### What the task asks
Copy every line of the data in which the word "title" occurs.

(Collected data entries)
::::

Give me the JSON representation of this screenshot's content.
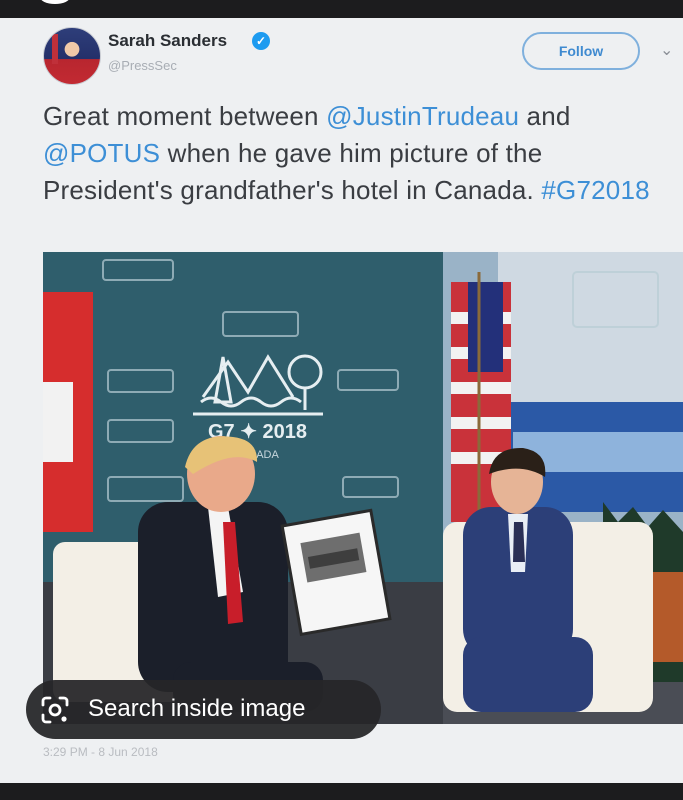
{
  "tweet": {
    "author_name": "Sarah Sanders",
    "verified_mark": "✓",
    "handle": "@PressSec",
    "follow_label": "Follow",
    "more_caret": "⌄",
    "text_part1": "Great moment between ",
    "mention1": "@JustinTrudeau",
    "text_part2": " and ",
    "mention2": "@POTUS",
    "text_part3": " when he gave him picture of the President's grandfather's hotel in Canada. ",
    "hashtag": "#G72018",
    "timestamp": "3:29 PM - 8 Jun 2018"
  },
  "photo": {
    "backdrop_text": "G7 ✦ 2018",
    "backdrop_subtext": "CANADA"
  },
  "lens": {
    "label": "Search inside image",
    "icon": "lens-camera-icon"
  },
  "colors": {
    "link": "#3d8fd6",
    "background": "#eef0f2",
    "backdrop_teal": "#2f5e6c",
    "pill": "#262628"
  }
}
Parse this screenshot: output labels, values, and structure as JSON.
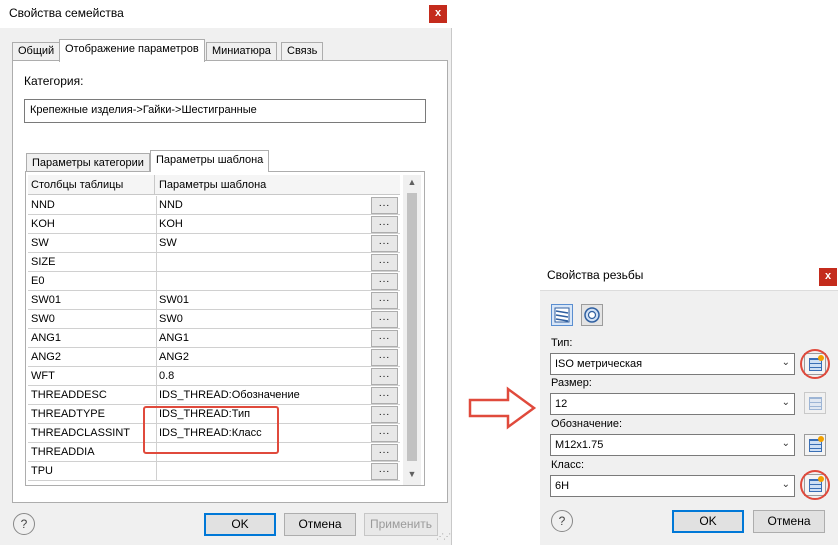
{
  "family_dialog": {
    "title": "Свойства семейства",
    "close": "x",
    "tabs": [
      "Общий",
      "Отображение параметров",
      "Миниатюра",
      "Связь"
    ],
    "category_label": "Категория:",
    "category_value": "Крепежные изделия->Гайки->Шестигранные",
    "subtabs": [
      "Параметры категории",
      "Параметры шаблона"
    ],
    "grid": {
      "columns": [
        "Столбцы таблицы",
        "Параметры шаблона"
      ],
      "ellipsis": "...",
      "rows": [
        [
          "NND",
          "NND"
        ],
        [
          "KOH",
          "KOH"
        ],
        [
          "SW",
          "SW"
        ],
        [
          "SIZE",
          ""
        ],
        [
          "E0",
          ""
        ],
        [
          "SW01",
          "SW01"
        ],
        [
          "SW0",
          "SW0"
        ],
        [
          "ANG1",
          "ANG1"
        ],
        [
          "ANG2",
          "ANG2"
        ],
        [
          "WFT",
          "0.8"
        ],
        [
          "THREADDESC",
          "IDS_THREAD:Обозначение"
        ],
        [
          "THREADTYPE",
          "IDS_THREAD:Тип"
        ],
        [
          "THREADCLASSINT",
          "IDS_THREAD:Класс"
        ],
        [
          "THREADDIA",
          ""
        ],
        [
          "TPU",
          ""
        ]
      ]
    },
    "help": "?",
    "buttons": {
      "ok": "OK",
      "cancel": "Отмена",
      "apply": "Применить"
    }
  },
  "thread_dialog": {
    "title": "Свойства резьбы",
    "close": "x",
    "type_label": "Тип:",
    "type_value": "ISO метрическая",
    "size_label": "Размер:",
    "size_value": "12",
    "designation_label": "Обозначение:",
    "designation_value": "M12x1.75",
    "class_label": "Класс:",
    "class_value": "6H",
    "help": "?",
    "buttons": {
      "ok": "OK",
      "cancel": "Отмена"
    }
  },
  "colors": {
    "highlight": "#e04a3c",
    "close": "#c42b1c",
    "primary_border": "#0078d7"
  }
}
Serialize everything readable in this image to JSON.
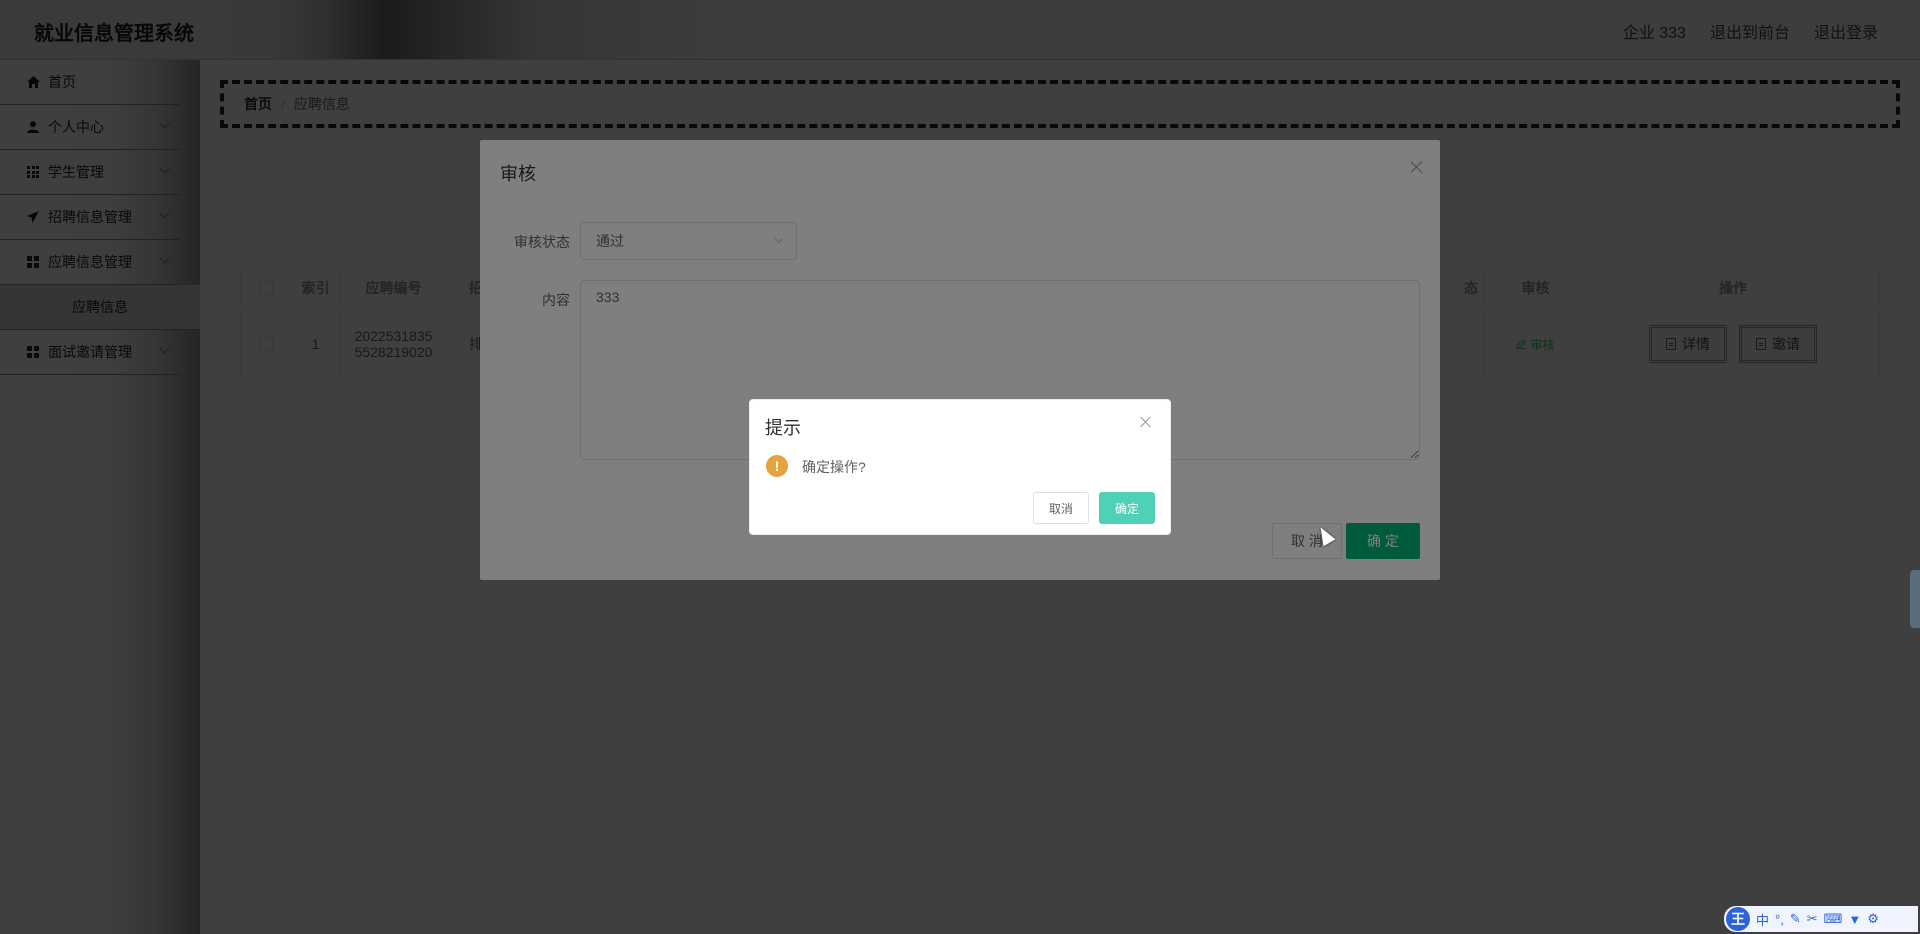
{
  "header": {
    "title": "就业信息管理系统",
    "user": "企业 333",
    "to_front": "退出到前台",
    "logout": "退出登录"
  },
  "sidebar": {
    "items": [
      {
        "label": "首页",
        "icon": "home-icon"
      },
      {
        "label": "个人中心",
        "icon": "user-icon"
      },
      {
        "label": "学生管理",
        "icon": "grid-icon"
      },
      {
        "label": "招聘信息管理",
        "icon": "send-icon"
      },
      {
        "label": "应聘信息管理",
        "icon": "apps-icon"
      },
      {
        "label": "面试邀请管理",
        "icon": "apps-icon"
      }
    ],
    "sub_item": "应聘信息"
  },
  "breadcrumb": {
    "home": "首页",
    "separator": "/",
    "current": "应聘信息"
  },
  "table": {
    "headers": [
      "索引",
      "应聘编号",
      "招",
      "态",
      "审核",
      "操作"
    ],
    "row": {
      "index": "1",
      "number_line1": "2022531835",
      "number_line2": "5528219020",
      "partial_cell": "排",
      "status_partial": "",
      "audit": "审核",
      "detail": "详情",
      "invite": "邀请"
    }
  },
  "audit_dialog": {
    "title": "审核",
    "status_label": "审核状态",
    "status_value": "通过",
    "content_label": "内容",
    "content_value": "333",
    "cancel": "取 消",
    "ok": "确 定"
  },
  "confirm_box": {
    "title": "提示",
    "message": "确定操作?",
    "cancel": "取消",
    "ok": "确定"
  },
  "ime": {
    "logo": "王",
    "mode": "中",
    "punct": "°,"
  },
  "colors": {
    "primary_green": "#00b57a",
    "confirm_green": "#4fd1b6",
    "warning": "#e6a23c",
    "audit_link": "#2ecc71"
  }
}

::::

### Task output
    "title": "Свойства семейства",
    "title": "Свойства резьбы",
    "title": "就业信息管理系统",
    "title": "审核",
    "title": "提示",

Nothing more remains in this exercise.